Weight checks register $1.2 million in savings


The Tinker AFB office that helps military members with their residential moves saved more than $1.2 million since fiscal year 2013 by increasing how often it weighs trucks hauling household goods.


Expanding the number of moneysaving “reweighs” was also adopted at the regional Joint Personal Property Shipping Office at Joint Base San Antonio-Randolph and saved about $2.2 million in 2016, according to preliminary estimates, said Chris Fellows, chief of the Tinker Personal Property and Passenger Movement Office.


“We initially gave our information to our regional partners of what we successfully came up with as an office back in 2014,” Fellows said. “They realized the successes we had accomplished at a local level, so they adopted this program and expanded it.”


With around 10 employees, the small office under the 72nd Logistics Readiness Squadron handles more than 2,000 moves a year in nine central Oklahoma counties.


The Department of Defense contracts with private moving companies to help move military members and their families for permanent changes of station. To calculate the move’s largest cost – the weight of the load – a truckload of household goods headed to Tinker, for example, will be weighed at the starting location to determine the per-pound payment for the DOD.


An average shipment weighs 7,000 to 8,000 pounds. Last year, the office performed 320 reweighs, said Ron Jackson, a quality assurance specialist.


“When we think about cost savings,” Fellows said, “we would like to get what we pay for. Sometimes the Department of Defense pays for weight moved that isn’t always accurate from the initial weighing and is overcharged. That added cost can be transferred not only to taxpayers, but also to the individual service member themselves if they in fact go overweight. Using scales, we want to validate the weight of a shipment that is moved and make sure the DOD gets what it pays for.”


A smaller part of the cost savings came from denying unnecessary expenses. A shipper or residential customers may request to crate an item, but the office may determine that a less expensive alternative is available and just as effective, such as sturdy boxing.


The Bldg. 469 office anticipates more savings starting this spring when it begins using a truck scale that already exists on base. In the past, shipments were weighed for a small fee on commercial scales in the area.


Permission to use the scales near the truck gate on the west side came through a collaborative effort among several offices on base, including 72nd Air Base Wing Civil Engineering and Defense Logistics Agency Distribution.


Jackson said the office reweighs about 8 percent of the shipments arriving in the metro area. The office, however, is aiming to move the percentage to around 12 percent with the on-base scale, he said. The peak moving season runs from around Memorial Day to early fall.
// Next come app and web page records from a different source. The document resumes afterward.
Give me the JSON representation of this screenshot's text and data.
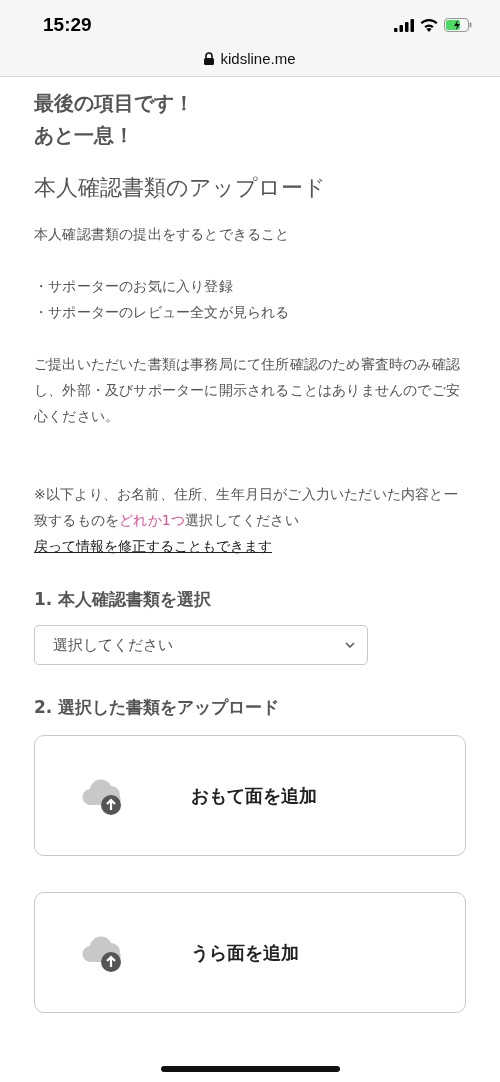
{
  "status_bar": {
    "time": "15:29"
  },
  "address_bar": {
    "url": "kidsline.me"
  },
  "headline": [
    "最後の項目です！",
    "あと一息！"
  ],
  "title": "本人確認書類のアップロード",
  "intro": "本人確認書類の提出をするとできること",
  "benefits": [
    "・サポーターのお気に入り登録",
    "・サポーターのレビュー全文が見られる"
  ],
  "privacy_note": "ご提出いただいた書類は事務局にて住所確認のため審査時のみ確認し、外部・及びサポーターに開示されることはありませんのでご安心ください。",
  "notice": {
    "before": "※以下より、お名前、住所、生年月日がご入力いただいた内容と一致するものを",
    "highlight": "どれか1つ",
    "after": "選択してください"
  },
  "back_link": "戻って情報を修正することもできます",
  "step1": {
    "label": "1. 本人確認書類を選択",
    "select": {
      "placeholder": "選択してください"
    }
  },
  "step2": {
    "label": "2. 選択した書類をアップロード",
    "uploads": [
      "おもて面を追加",
      "うら面を追加"
    ]
  }
}
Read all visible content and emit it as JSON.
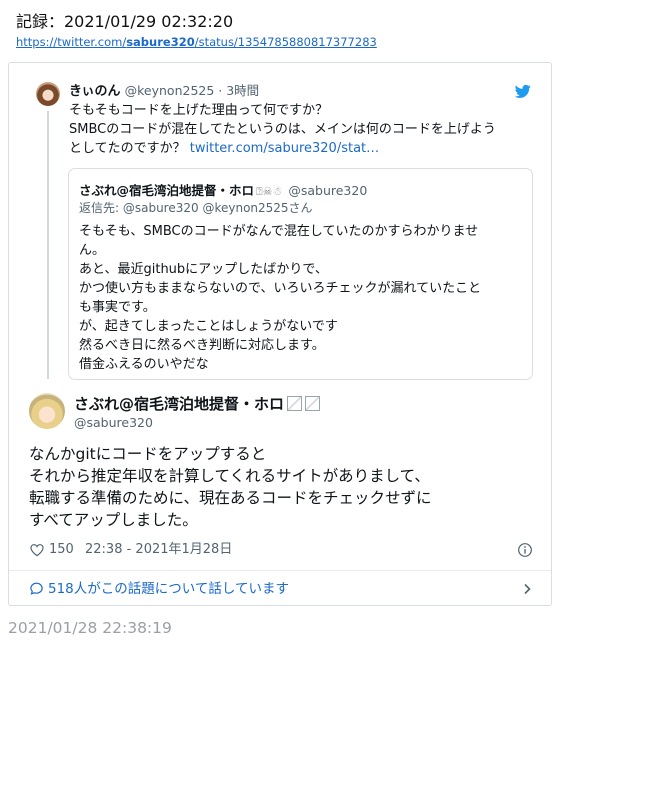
{
  "header": {
    "record": "記録：2021/01/29 02:32:20",
    "link_prefix": "https://twitter.com/",
    "link_bold": "sabure320",
    "link_suffix": "/status/1354785880817377283"
  },
  "reply_tweet": {
    "name": "きぃのん",
    "handle": "@keynon2525",
    "time": " · 3時間",
    "lines": [
      "そもそもコードを上げた理由って何ですか？",
      "SMBCのコードが混在してたというのは、メインは何のコードを上げよう",
      "としてたのですか？ "
    ],
    "link_text": "twitter.com/sabure320/stat…"
  },
  "quoted_tweet": {
    "name": "さぶれ@宿毛湾泊地提督・ホロ",
    "emoji": "⍰☠☃",
    "handle": "@sabure320",
    "reply_to": "返信先: @sabure320 @keynon2525さん",
    "lines": [
      "そもそも、SMBCのコードがなんで混在していたのかすらわかりませ",
      "ん。",
      "あと、最近githubにアップしたばかりで、",
      "かつ使い方もままならないので、いろいろチェックが漏れていたこと",
      "も事実です。",
      "が、起きてしまったことはしょうがないです",
      "然るべき日に然るべき判断に対応します。",
      "借金ふえるのいやだな"
    ]
  },
  "main_tweet": {
    "name": "さぶれ@宿毛湾泊地提督・ホロ",
    "handle": "@sabure320",
    "lines": [
      "なんかgitにコードをアップすると",
      "それから推定年収を計算してくれるサイトがありまして、",
      "転職する準備のために、現在あるコードをチェックせずに",
      "すべてアップしました。"
    ],
    "likes": "150",
    "timestamp": "22:38 - 2021年1月28日"
  },
  "conversation": {
    "label": "518人がこの話題について話しています"
  },
  "footer": {
    "timestamp": "2021/01/28 22:38:19"
  },
  "colors": {
    "link": "#1b6ac9",
    "twitter_blue": "#1d9bf0",
    "muted": "#536471",
    "border": "#d9dee3"
  },
  "icons": [
    "twitter-bird-icon",
    "heart-icon",
    "info-icon",
    "speech-bubble-icon",
    "chevron-right-icon"
  ]
}
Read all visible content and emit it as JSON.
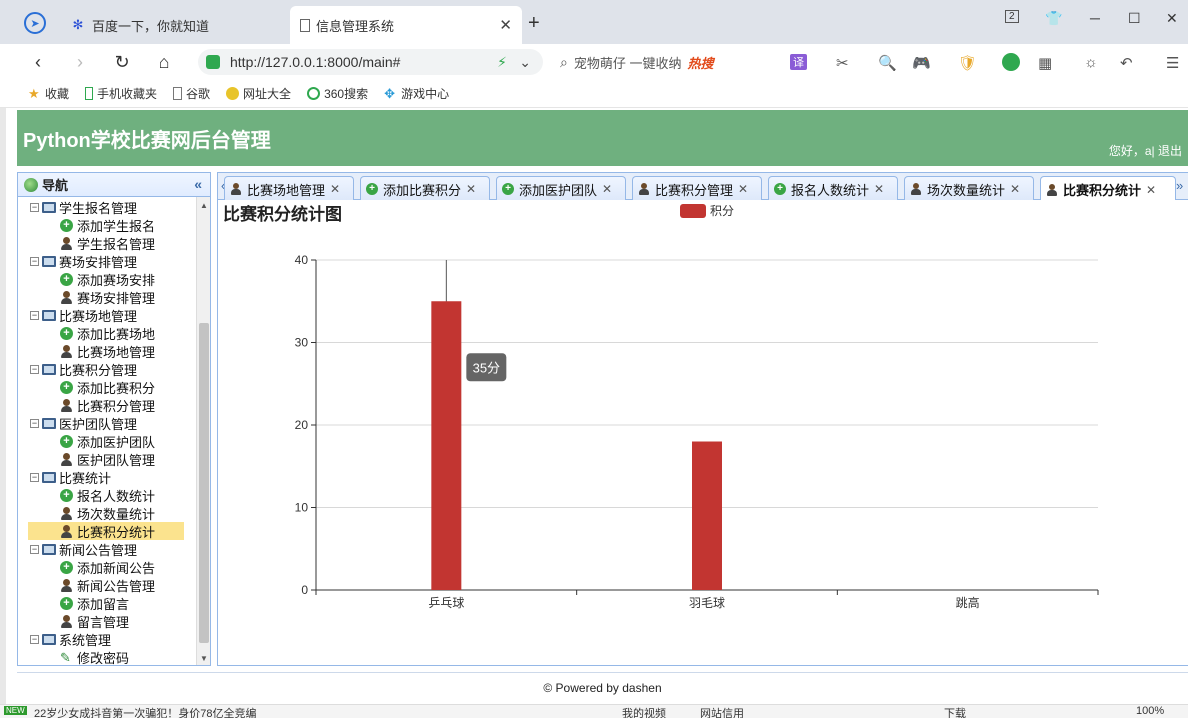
{
  "browser": {
    "tabs": [
      {
        "title": "百度一下，你就知道",
        "icon": "baidu-paw-icon"
      },
      {
        "title": "信息管理系统",
        "icon": "page-icon"
      }
    ],
    "url": "http://127.0.0.1:8000/main#",
    "search_text": "宠物萌仔 一键收纳",
    "hot_label": "热搜",
    "tab_count_badge": "2",
    "bookmarks": [
      "收藏",
      "手机收藏夹",
      "谷歌",
      "网址大全",
      "360搜索",
      "游戏中心"
    ]
  },
  "app": {
    "title": "Python学校比赛网后台管理",
    "greeting": "您好，a| 退出",
    "footer": "© Powered by dashen"
  },
  "sidebar": {
    "title": "导航",
    "collapse_glyph": "«",
    "groups": [
      {
        "label": "学生报名管理",
        "items": [
          {
            "label": "添加学生报名",
            "icon": "add"
          },
          {
            "label": "学生报名管理",
            "icon": "user"
          }
        ]
      },
      {
        "label": "赛场安排管理",
        "items": [
          {
            "label": "添加赛场安排",
            "icon": "add"
          },
          {
            "label": "赛场安排管理",
            "icon": "user"
          }
        ]
      },
      {
        "label": "比赛场地管理",
        "items": [
          {
            "label": "添加比赛场地",
            "icon": "add"
          },
          {
            "label": "比赛场地管理",
            "icon": "user"
          }
        ]
      },
      {
        "label": "比赛积分管理",
        "items": [
          {
            "label": "添加比赛积分",
            "icon": "add"
          },
          {
            "label": "比赛积分管理",
            "icon": "user"
          }
        ]
      },
      {
        "label": "医护团队管理",
        "items": [
          {
            "label": "添加医护团队",
            "icon": "add"
          },
          {
            "label": "医护团队管理",
            "icon": "user"
          }
        ]
      },
      {
        "label": "比赛统计",
        "items": [
          {
            "label": "报名人数统计",
            "icon": "add"
          },
          {
            "label": "场次数量统计",
            "icon": "user"
          },
          {
            "label": "比赛积分统计",
            "icon": "user",
            "selected": true
          }
        ]
      },
      {
        "label": "新闻公告管理",
        "items": [
          {
            "label": "添加新闻公告",
            "icon": "add"
          },
          {
            "label": "新闻公告管理",
            "icon": "user"
          },
          {
            "label": "添加留言",
            "icon": "add"
          },
          {
            "label": "留言管理",
            "icon": "user"
          }
        ]
      },
      {
        "label": "系统管理",
        "items": [
          {
            "label": "修改密码",
            "icon": "pencil"
          }
        ]
      }
    ]
  },
  "page_tabs": [
    {
      "label": "比赛场地管理",
      "icon": "user"
    },
    {
      "label": "添加比赛积分",
      "icon": "add"
    },
    {
      "label": "添加医护团队",
      "icon": "add"
    },
    {
      "label": "比赛积分管理",
      "icon": "user"
    },
    {
      "label": "报名人数统计",
      "icon": "add"
    },
    {
      "label": "场次数量统计",
      "icon": "user"
    },
    {
      "label": "比赛积分统计",
      "icon": "user",
      "active": true
    }
  ],
  "chart_data": {
    "type": "bar",
    "title": "比赛积分统计图",
    "categories": [
      "乒乓球",
      "羽毛球",
      "跳高"
    ],
    "series": [
      {
        "name": "积分",
        "values": [
          35,
          18,
          0
        ],
        "color": "#c23531"
      }
    ],
    "ylim": [
      0,
      40
    ],
    "yticks": [
      0,
      10,
      20,
      30,
      40
    ],
    "grid": true,
    "legend": "top-center",
    "tooltip": {
      "category": "乒乓球",
      "text": "35分"
    }
  },
  "statusbar": {
    "news": "22岁少女成抖音第一次骗犯！身价78亿全竞编",
    "new_badge": "NEW",
    "right_items": [
      "我的视频",
      "网站信用",
      "下载",
      "100%"
    ]
  }
}
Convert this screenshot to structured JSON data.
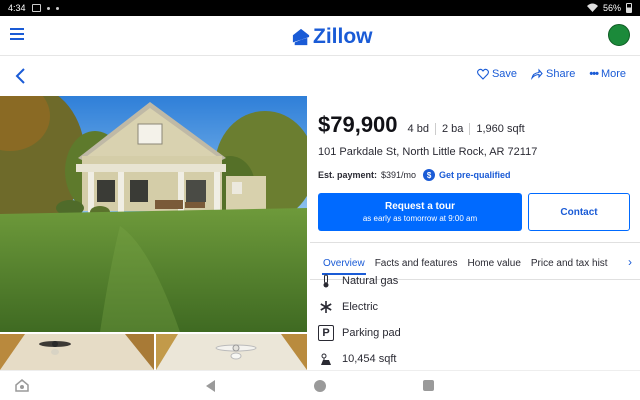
{
  "statusbar": {
    "time": "4:34",
    "battery": "56%"
  },
  "app": {
    "brand": "Zillow"
  },
  "nav": {
    "save": "Save",
    "share": "Share",
    "more": "More"
  },
  "listing": {
    "price": "$79,900",
    "beds": "4 bd",
    "baths": "2 ba",
    "sqft": "1,960 sqft",
    "address": "101 Parkdale St, North Little Rock, AR 72117",
    "est_label": "Est. payment:",
    "est_value": "$391/mo",
    "dollar_symbol": "$",
    "prequal": "Get pre-qualified"
  },
  "buttons": {
    "tour_title": "Request a tour",
    "tour_sub": "as early as tomorrow at 9:00 am",
    "contact": "Contact"
  },
  "tabs": [
    "Overview",
    "Facts and features",
    "Home value",
    "Price and tax hist"
  ],
  "features": [
    {
      "icon": "thermometer-icon",
      "label": "Natural gas"
    },
    {
      "icon": "snowflake-icon",
      "label": "Electric"
    },
    {
      "icon": "parking-icon",
      "glyph": "P",
      "label": "Parking pad"
    },
    {
      "icon": "lot-size-icon",
      "label": "10,454 sqft"
    }
  ],
  "colors": {
    "brand": "#1a5bd6",
    "button": "#006aff"
  }
}
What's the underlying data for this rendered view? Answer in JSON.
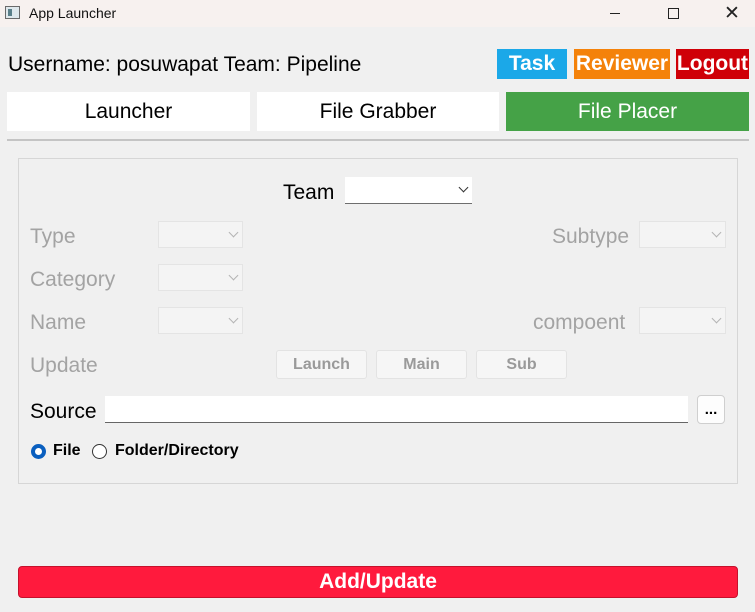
{
  "window": {
    "title": "App Launcher",
    "icon": "app-window-icon",
    "controls": {
      "minimize": "minimize-icon",
      "maximize": "maximize-icon",
      "close": "✕"
    }
  },
  "header": {
    "user_info": "Username: posuwapat Team: Pipeline",
    "task_label": "Task",
    "reviewer_label": "Reviewer",
    "logout_label": "Logout"
  },
  "tabs": [
    {
      "label": "Launcher",
      "active": false
    },
    {
      "label": "File Grabber",
      "active": false
    },
    {
      "label": "File Placer",
      "active": true
    }
  ],
  "form": {
    "team_label": "Team",
    "team_value": "",
    "type_label": "Type",
    "type_value": "",
    "subtype_label": "Subtype",
    "subtype_value": "",
    "category_label": "Category",
    "category_value": "",
    "name_label": "Name",
    "name_value": "",
    "component_label": "compoent",
    "component_value": "",
    "update_label": "Update",
    "update_buttons": [
      "Launch",
      "Main",
      "Sub"
    ],
    "source_label": "Source",
    "source_value": "",
    "browse_label": "...",
    "radio_file_label": "File",
    "radio_folder_label": "Folder/Directory",
    "selected_radio": "File"
  },
  "footer": {
    "add_update_label": "Add/Update"
  },
  "colors": {
    "task": "#1ba8e8",
    "reviewer": "#f4820a",
    "logout": "#cf0008",
    "active_tab": "#45a247",
    "add_update": "#ff1a3d",
    "radio_selected": "#0a5fbf"
  }
}
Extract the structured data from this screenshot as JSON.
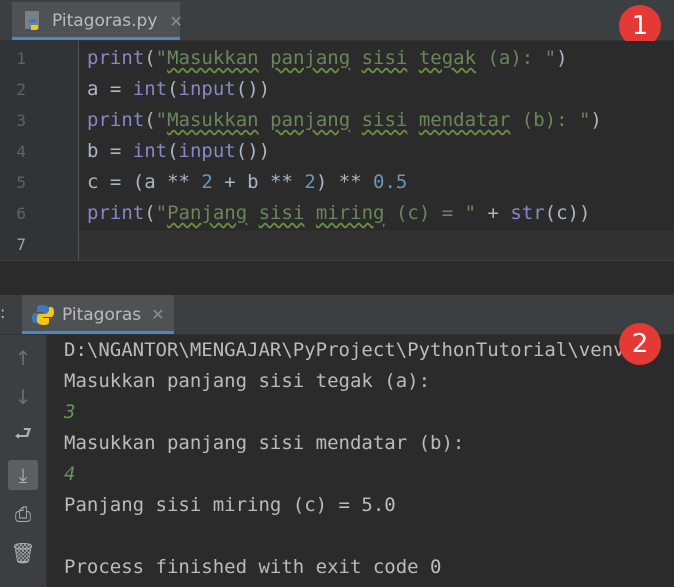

“The percentage of the amount of reweighs we do will go up because we are going to try to reweigh 100 percent of the personal property shipments coming to the base,” he said.


Fellows said “as a Personal Property and Passenger Movement Office, we strive to provide the customer an outstanding service experience. We want to make sure their move is cost-effective and efficient.”